Grief lives in me now. It permeates everything I do, but I don’t mourn. I don’t let it out. I keep it locked tight away in my heart. It colors every contact, every moment. It’s a reminder not to trust, not to believe. Love is a lie. I can live with grief, but if I let myself mourn I’ll never stop.

Struggling to Accept My Life


How do I mourn the loss
of love that never bloomed?

How grieve the death of
dreams never meant to live,

Not fashioned of strong stuff,
born into daylight, made real?

How do I mourn what my soul
craves? Hollow fantasies

Wearing different faces in
dark mirrors, never mine.

Do I cry for what is? or
what will never be?

Welcoming Summer

a morning prayer

open my eyes in the morning
when the birds first wake the sun
and sing its rising to the world

beat my heart steady and strong
the pulse of a world waking
the quiet rhythm of emerging day

breathe in me air newborn
cool and clear, pure possibility
refreshing night’s stale spirit

call out to every cell
wake up! wake up! morning is here
and life is new again

I Had to Let It Go

I just edited today’s post to remove the word it from the last line. I had added and removed it several times before posting, finally leaving it in. Now it’s out again. It might reappear later today or even sometime next week (next year?)…who knows.

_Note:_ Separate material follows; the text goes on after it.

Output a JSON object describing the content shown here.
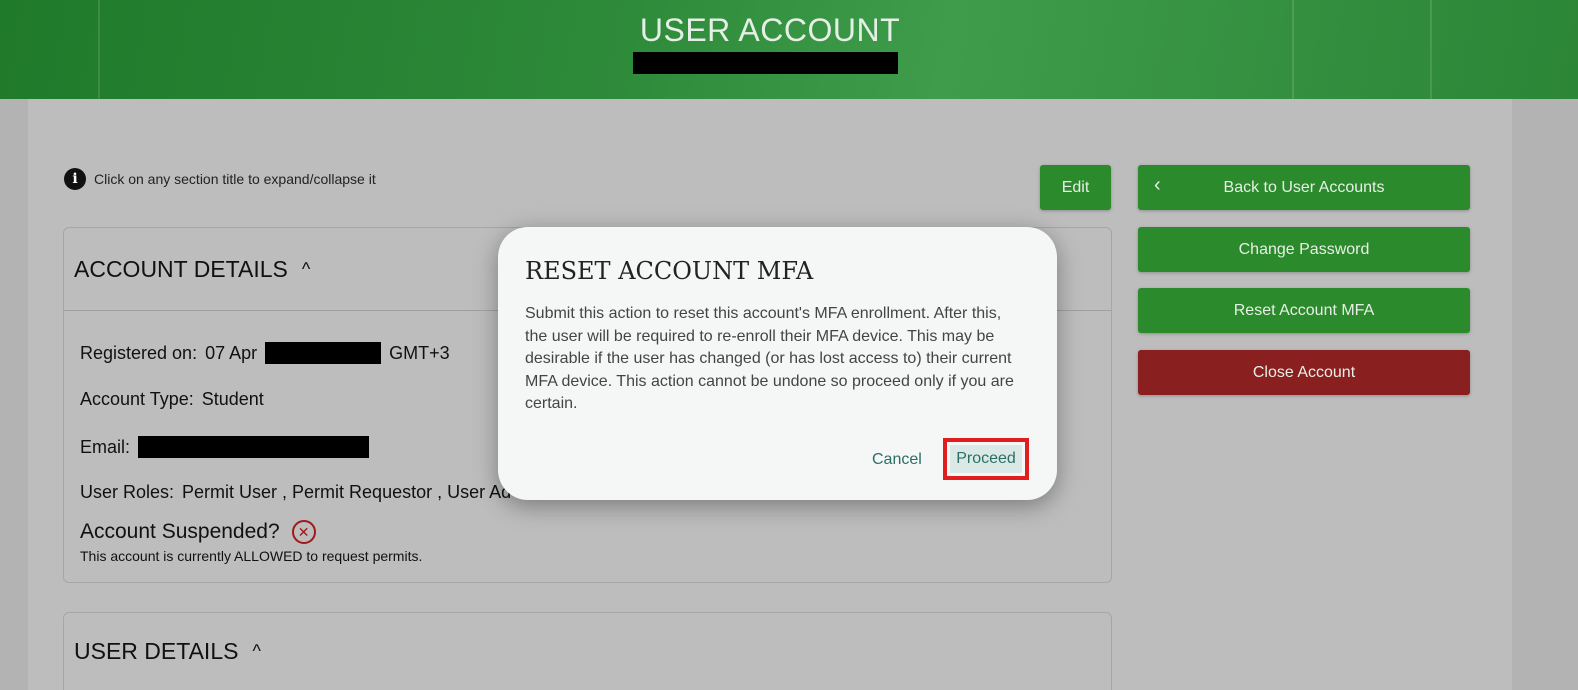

I like it in for the rhythm, out for the meaning. Can’t make up my mind.